• _Brief_
All of the data below should be returned exactly.

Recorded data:
########################################
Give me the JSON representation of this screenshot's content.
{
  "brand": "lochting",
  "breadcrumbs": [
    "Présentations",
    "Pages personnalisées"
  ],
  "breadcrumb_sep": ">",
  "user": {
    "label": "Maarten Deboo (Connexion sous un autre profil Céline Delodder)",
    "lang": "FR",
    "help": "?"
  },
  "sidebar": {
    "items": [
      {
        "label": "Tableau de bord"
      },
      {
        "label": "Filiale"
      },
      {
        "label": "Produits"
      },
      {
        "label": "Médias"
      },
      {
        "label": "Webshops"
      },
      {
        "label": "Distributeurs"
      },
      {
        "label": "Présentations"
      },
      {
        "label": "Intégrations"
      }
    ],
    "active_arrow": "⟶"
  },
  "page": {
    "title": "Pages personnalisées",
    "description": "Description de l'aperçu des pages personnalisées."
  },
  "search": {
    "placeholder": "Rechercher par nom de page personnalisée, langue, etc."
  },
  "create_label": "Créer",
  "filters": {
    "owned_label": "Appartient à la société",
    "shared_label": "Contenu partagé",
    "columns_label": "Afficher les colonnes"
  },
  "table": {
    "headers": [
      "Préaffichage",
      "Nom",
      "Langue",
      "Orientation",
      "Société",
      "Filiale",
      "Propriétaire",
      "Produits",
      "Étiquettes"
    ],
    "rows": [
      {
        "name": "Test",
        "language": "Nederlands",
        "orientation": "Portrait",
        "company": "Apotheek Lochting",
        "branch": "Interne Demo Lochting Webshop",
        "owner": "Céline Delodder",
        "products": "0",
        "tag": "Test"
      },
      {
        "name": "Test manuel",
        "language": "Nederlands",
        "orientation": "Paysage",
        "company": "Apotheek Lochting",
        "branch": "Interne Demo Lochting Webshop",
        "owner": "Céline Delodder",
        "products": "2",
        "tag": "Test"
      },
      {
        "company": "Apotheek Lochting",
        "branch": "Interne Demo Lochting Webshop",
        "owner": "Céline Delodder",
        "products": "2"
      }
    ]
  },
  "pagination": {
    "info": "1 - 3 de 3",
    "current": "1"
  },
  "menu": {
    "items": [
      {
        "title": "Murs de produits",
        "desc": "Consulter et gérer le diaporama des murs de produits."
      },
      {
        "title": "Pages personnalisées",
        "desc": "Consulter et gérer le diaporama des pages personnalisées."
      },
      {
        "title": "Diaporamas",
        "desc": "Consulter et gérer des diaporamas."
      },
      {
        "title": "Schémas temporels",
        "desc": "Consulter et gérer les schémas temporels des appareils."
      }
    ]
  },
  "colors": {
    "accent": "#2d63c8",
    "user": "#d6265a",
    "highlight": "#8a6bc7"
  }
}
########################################
• _Written reply_
Give me the JSON representation of this screenshot's content.
{
  "brand": "lochting",
  "breadcrumbs": [
    "Présentations",
    "Pages personnalisées"
  ],
  "breadcrumb_sep": ">",
  "user": {
    "label": "Maarten Deboo (Connexion sous un autre profil Céline Delodder)",
    "lang": "FR",
    "help": "?"
  },
  "sidebar": {
    "items": [
      {
        "label": "Tableau de bord"
      },
      {
        "label": "Filiale"
      },
      {
        "label": "Produits"
      },
      {
        "label": "Médias"
      },
      {
        "label": "Webshops"
      },
      {
        "label": "Distributeurs"
      },
      {
        "label": "Présentations"
      },
      {
        "label": "Intégrations"
      }
    ],
    "active_arrow": "⟶"
  },
  "page": {
    "title": "Pages personnalisées",
    "description": "Description de l'aperçu des pages personnalisées."
  },
  "search": {
    "placeholder": "Rechercher par nom de page personnalisée, langue, etc."
  },
  "create_label": "Créer",
  "filters": {
    "owned_label": "Appartient à la société",
    "shared_label": "Contenu partagé",
    "columns_label": "Afficher les colonnes"
  },
  "table": {
    "headers": [
      "Préaffichage",
      "Nom",
      "Langue",
      "Orientation",
      "Société",
      "Filiale",
      "Propriétaire",
      "Produits",
      "Étiquettes"
    ],
    "rows": [
      {
        "name": "Test",
        "language": "Nederlands",
        "orientation": "Portrait",
        "company": "Apotheek Lochting",
        "branch": "Interne Demo Lochting Webshop",
        "owner": "Céline Delodder",
        "products": "0",
        "tag": "Test"
      },
      {
        "name": "Test manuel",
        "language": "Nederlands",
        "orientation": "Paysage",
        "company": "Apotheek Lochting",
        "branch": "Interne Demo Lochting Webshop",
        "owner": "Céline Delodder",
        "products": "2",
        "tag": "Test"
      },
      {
        "company": "Apotheek Lochting",
        "branch": "Interne Demo Lochting Webshop",
        "owner": "Céline Delodder",
        "products": "2"
      }
    ]
  },
  "pagination": {
    "info": "1 - 3 de 3",
    "current": "1"
  },
  "menu": {
    "items": [
      {
        "title": "Murs de produits",
        "desc": "Consulter et gérer le diaporama des murs de produits."
      },
      {
        "title": "Pages personnalisées",
        "desc": "Consulter et gérer le diaporama des pages personnalisées."
      },
      {
        "title": "Diaporamas",
        "desc": "Consulter et gérer des diaporamas."
      },
      {
        "title": "Schémas temporels",
        "desc": "Consulter et gérer les schémas temporels des appareils."
      }
    ]
  },
  "colors": {
    "accent": "#2d63c8",
    "user": "#d6265a",
    "highlight": "#8a6bc7"
  }
}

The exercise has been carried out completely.